Exercise objective ▸
In your reply, repeat every entry exactly and skip over each picture.
#### The input ####
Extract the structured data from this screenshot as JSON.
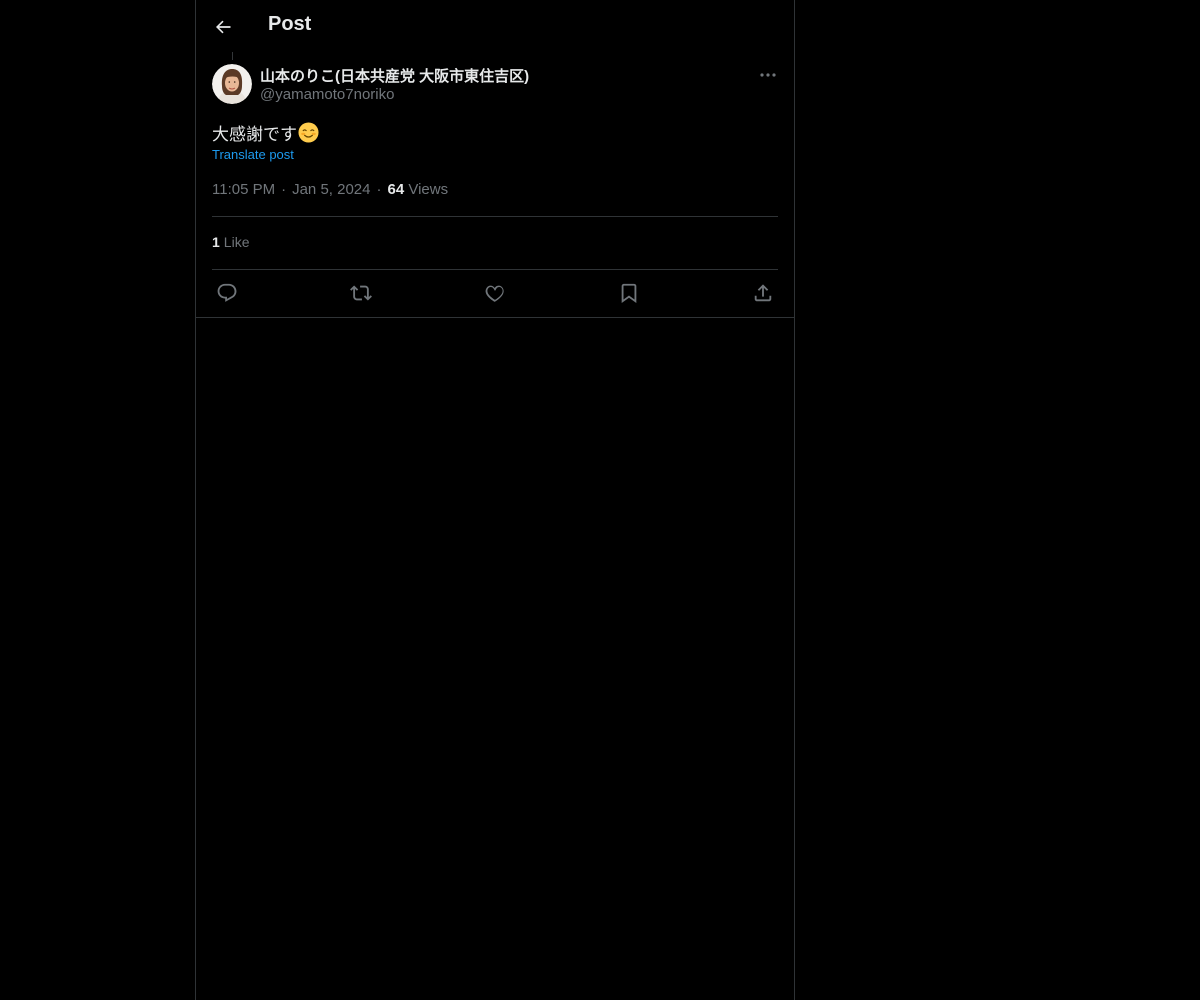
{
  "header": {
    "title": "Post",
    "back_icon": "arrow-left-icon"
  },
  "post": {
    "author": {
      "name": "山本のりこ(日本共産党 大阪市東住吉区)",
      "handle": "@yamamoto7noriko",
      "avatar": "profile-photo"
    },
    "text": "大感謝です",
    "emoji": "relieved-smiling-face-emoji",
    "translate_label": "Translate post",
    "time": "11:05 PM",
    "date": "Jan 5, 2024",
    "separator": "·",
    "views_count": "64",
    "views_label": "Views",
    "likes_count": "1",
    "likes_label": "Like",
    "actions": [
      "reply-icon",
      "repost-icon",
      "like-icon",
      "bookmark-icon",
      "share-icon"
    ]
  },
  "colors": {
    "background": "#000000",
    "text_primary": "#e7e9ea",
    "text_secondary": "#71767b",
    "accent": "#1d9bf0",
    "border": "#2f3336"
  }
}
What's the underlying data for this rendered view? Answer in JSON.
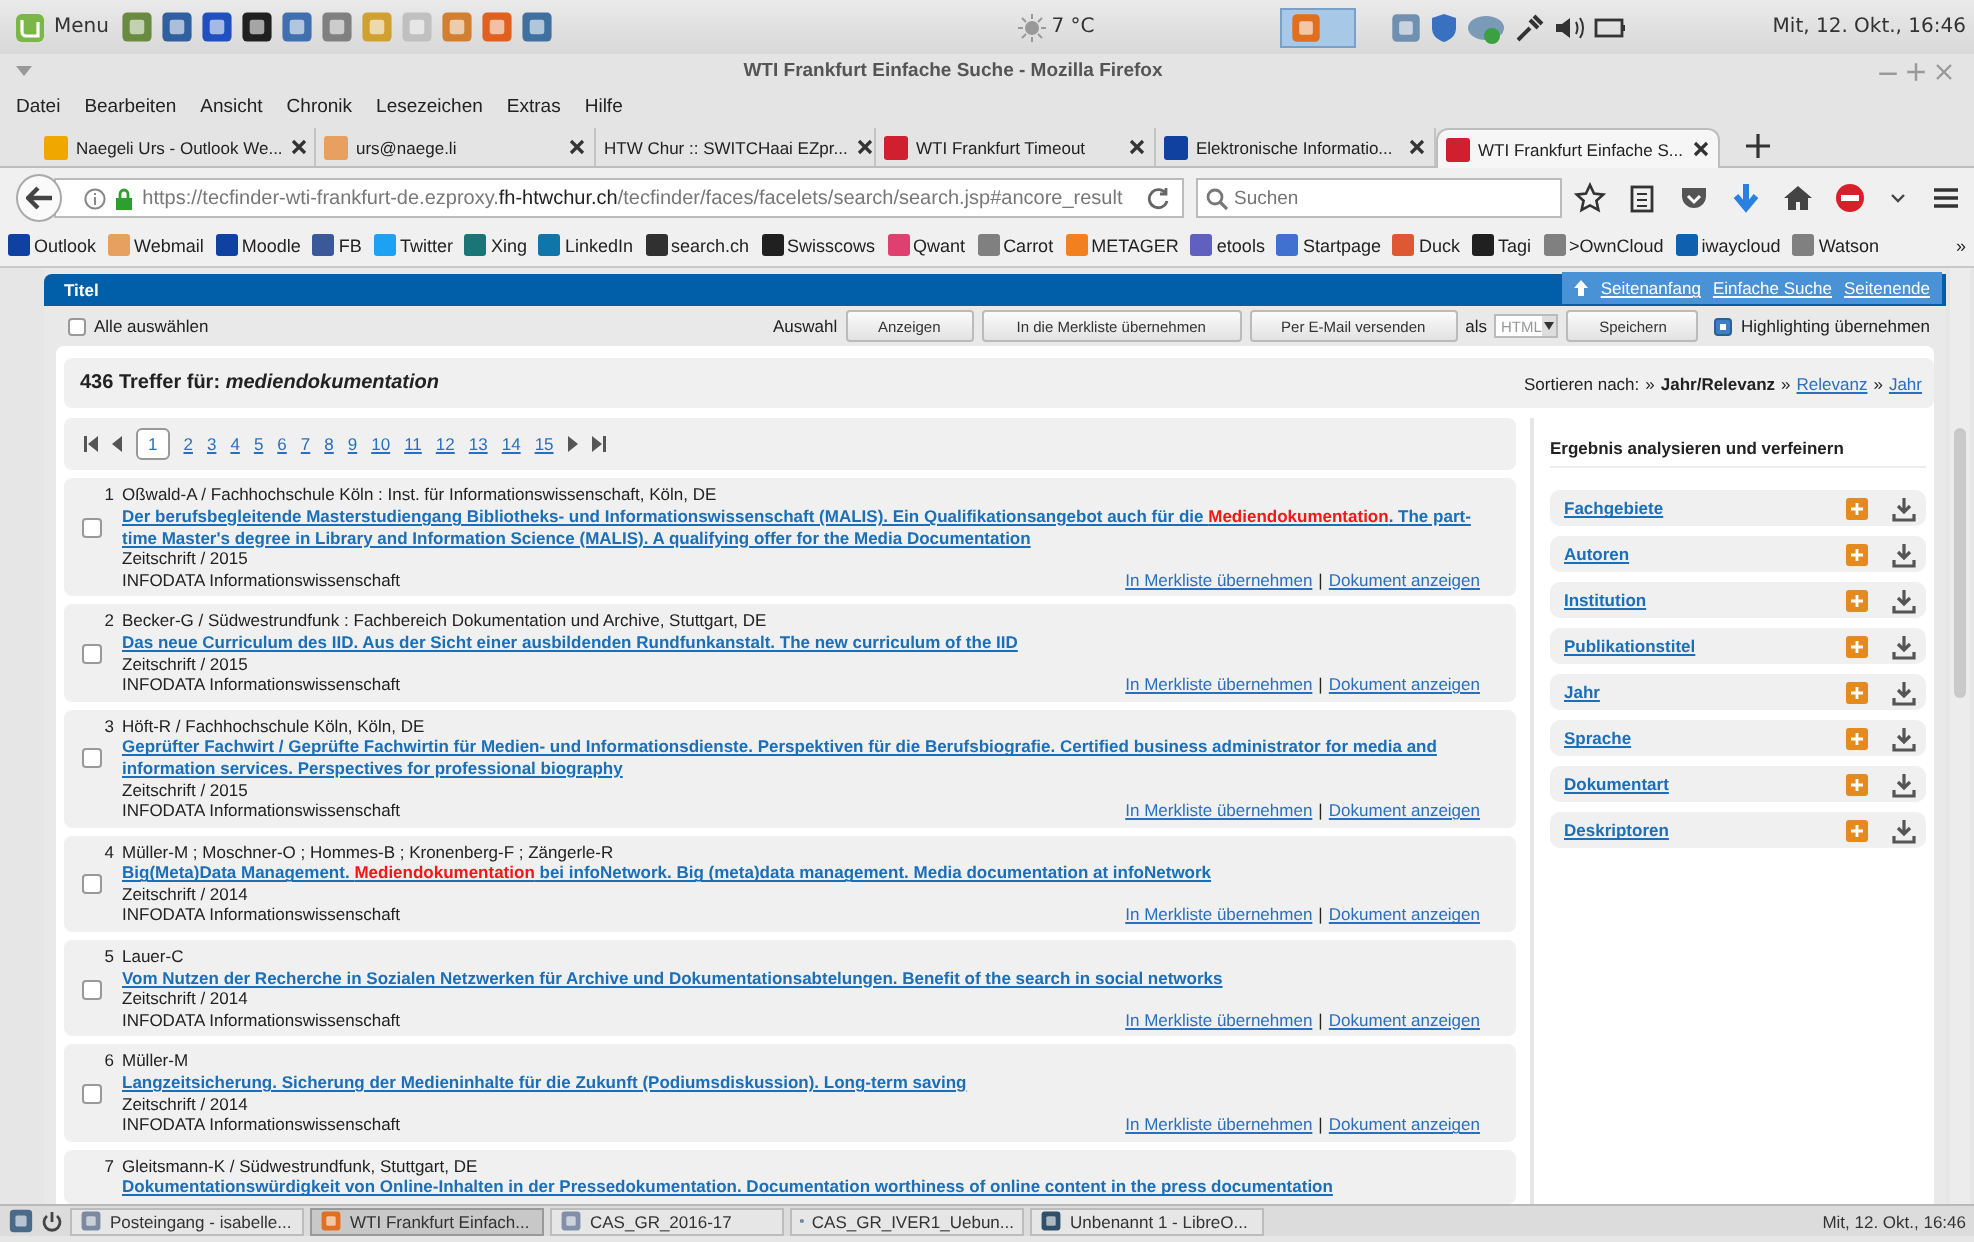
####
Answer for the task ▸
Extract the structured data from this screenshot as JSON.
{
  "header": {
    "title": "Post",
    "back_icon": "arrow-left-icon"
  },
  "post": {
    "author": {
      "name": "山本のりこ(日本共産党 大阪市東住吉区)",
      "handle": "@yamamoto7noriko",
      "avatar": "profile-photo"
    },
    "text": "大感謝です",
    "emoji": "relieved-smiling-face-emoji",
    "translate_label": "Translate post",
    "time": "11:05 PM",
    "date": "Jan 5, 2024",
    "separator": "·",
    "views_count": "64",
    "views_label": "Views",
    "likes_count": "1",
    "likes_label": "Like",
    "actions": [
      "reply-icon",
      "repost-icon",
      "like-icon",
      "bookmark-icon",
      "share-icon"
    ]
  },
  "colors": {
    "background": "#000000",
    "text_primary": "#e7e9ea",
    "text_secondary": "#71767b",
    "accent": "#1d9bf0",
    "border": "#2f3336"
  }
}
What's the underlying data for this rendered view? Answer in JSON.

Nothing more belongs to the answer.